> [Instructions to follow]: Once the data has been read, print it back in full, exactly.

> [Data shown]:

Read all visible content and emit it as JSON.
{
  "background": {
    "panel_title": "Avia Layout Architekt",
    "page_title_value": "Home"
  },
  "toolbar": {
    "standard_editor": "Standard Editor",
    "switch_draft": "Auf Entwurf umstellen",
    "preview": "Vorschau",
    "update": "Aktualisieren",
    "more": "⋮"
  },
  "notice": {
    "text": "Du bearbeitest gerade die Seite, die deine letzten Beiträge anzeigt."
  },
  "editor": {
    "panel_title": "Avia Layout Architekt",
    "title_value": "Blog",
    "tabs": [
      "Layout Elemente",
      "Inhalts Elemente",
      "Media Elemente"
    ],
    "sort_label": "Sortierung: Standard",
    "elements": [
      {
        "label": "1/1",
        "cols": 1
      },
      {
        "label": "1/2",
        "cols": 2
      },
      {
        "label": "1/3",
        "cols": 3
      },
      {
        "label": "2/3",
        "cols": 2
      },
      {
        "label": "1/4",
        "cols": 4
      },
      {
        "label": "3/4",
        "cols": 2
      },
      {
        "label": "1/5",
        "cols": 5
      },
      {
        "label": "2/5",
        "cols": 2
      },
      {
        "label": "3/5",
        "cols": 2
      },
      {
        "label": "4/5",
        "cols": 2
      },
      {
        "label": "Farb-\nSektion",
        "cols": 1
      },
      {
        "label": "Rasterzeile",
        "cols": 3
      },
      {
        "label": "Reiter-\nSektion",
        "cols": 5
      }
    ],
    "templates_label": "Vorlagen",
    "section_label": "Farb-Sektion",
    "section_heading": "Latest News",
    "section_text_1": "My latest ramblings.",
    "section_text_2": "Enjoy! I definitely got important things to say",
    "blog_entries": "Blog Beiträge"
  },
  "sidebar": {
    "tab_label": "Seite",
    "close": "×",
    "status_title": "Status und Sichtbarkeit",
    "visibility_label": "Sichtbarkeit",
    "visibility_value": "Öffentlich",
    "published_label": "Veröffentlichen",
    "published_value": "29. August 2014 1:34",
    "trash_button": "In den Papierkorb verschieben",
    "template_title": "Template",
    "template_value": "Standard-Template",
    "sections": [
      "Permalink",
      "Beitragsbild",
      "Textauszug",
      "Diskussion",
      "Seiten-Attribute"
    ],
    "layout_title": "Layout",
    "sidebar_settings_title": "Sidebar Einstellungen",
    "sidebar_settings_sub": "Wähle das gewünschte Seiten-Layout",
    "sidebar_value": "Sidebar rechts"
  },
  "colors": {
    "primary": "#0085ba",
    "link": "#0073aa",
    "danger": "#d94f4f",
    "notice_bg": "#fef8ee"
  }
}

> [Answer for this exercise]:
Read all visible content and emit it as JSON.
{
  "background": {
    "panel_title": "Avia Layout Architekt",
    "page_title_value": "Home"
  },
  "toolbar": {
    "standard_editor": "Standard Editor",
    "switch_draft": "Auf Entwurf umstellen",
    "preview": "Vorschau",
    "update": "Aktualisieren",
    "more": "⋮"
  },
  "notice": {
    "text": "Du bearbeitest gerade die Seite, die deine letzten Beiträge anzeigt."
  },
  "editor": {
    "panel_title": "Avia Layout Architekt",
    "title_value": "Blog",
    "tabs": [
      "Layout Elemente",
      "Inhalts Elemente",
      "Media Elemente"
    ],
    "sort_label": "Sortierung: Standard",
    "elements": [
      {
        "label": "1/1",
        "cols": 1
      },
      {
        "label": "1/2",
        "cols": 2
      },
      {
        "label": "1/3",
        "cols": 3
      },
      {
        "label": "2/3",
        "cols": 2
      },
      {
        "label": "1/4",
        "cols": 4
      },
      {
        "label": "3/4",
        "cols": 2
      },
      {
        "label": "1/5",
        "cols": 5
      },
      {
        "label": "2/5",
        "cols": 2
      },
      {
        "label": "3/5",
        "cols": 2
      },
      {
        "label": "4/5",
        "cols": 2
      },
      {
        "label": "Farb-\nSektion",
        "cols": 1
      },
      {
        "label": "Rasterzeile",
        "cols": 3
      },
      {
        "label": "Reiter-\nSektion",
        "cols": 5
      }
    ],
    "templates_label": "Vorlagen",
    "section_label": "Farb-Sektion",
    "section_heading": "Latest News",
    "section_text_1": "My latest ramblings.",
    "section_text_2": "Enjoy! I definitely got important things to say",
    "blog_entries": "Blog Beiträge"
  },
  "sidebar": {
    "tab_label": "Seite",
    "close": "×",
    "status_title": "Status und Sichtbarkeit",
    "visibility_label": "Sichtbarkeit",
    "visibility_value": "Öffentlich",
    "published_label": "Veröffentlichen",
    "published_value": "29. August 2014 1:34",
    "trash_button": "In den Papierkorb verschieben",
    "template_title": "Template",
    "template_value": "Standard-Template",
    "sections": [
      "Permalink",
      "Beitragsbild",
      "Textauszug",
      "Diskussion",
      "Seiten-Attribute"
    ],
    "layout_title": "Layout",
    "sidebar_settings_title": "Sidebar Einstellungen",
    "sidebar_settings_sub": "Wähle das gewünschte Seiten-Layout",
    "sidebar_value": "Sidebar rechts"
  },
  "colors": {
    "primary": "#0085ba",
    "link": "#0073aa",
    "danger": "#d94f4f",
    "notice_bg": "#fef8ee"
  }
}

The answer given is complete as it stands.